> [Exercise aim]
Your answer should be one number: how many lines of the records hold the string "kind".

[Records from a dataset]
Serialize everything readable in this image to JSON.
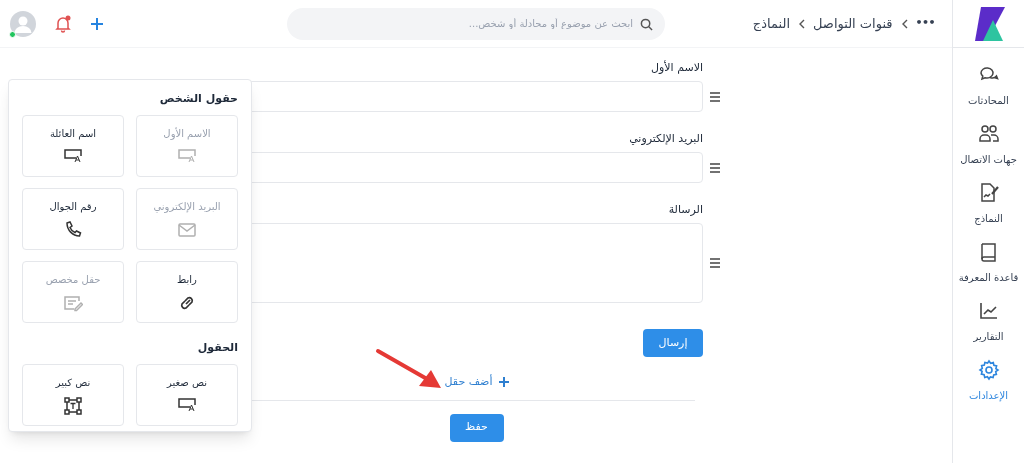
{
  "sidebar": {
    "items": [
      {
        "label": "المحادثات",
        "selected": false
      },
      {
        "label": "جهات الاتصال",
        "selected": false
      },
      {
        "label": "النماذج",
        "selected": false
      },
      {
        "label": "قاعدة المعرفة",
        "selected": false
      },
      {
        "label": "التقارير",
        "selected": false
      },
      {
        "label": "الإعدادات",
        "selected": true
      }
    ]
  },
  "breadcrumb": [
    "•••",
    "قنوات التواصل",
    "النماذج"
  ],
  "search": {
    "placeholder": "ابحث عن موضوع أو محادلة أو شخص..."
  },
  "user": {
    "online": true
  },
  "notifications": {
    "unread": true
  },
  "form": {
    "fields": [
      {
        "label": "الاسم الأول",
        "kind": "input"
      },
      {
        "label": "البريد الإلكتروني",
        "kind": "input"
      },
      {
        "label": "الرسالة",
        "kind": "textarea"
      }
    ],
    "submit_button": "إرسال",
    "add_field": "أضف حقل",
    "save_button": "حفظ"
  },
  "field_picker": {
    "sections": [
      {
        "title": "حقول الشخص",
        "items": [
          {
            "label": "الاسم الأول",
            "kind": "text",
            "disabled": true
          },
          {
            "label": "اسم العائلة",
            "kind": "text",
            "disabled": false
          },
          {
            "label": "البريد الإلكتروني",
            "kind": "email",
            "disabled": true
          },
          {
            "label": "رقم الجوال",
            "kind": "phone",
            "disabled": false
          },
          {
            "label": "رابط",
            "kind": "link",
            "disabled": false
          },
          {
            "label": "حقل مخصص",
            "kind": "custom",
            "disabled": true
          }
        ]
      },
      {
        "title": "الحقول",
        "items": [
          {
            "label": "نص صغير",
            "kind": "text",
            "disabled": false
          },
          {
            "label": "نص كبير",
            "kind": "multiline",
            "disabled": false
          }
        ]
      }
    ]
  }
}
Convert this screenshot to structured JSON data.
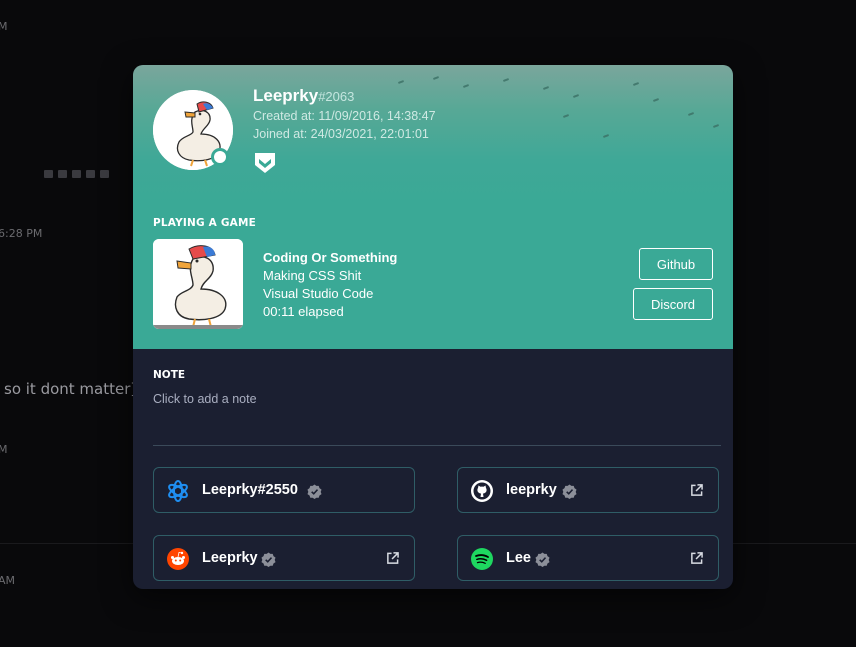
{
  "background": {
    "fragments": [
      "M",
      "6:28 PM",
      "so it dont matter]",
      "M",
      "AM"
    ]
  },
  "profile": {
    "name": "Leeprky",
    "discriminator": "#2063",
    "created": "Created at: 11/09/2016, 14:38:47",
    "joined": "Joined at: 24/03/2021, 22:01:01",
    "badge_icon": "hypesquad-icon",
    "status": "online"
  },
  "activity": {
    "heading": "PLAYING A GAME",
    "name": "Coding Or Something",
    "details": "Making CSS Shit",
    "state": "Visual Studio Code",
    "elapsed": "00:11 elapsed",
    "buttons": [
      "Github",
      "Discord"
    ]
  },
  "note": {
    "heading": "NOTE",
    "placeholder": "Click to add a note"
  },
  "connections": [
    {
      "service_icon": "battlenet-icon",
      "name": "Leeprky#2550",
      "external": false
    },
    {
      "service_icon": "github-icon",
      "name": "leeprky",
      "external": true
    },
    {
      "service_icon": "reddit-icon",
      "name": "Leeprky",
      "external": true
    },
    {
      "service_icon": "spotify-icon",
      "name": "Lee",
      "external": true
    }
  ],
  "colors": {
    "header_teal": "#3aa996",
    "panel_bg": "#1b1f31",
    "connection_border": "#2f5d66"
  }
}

> [The answer]
11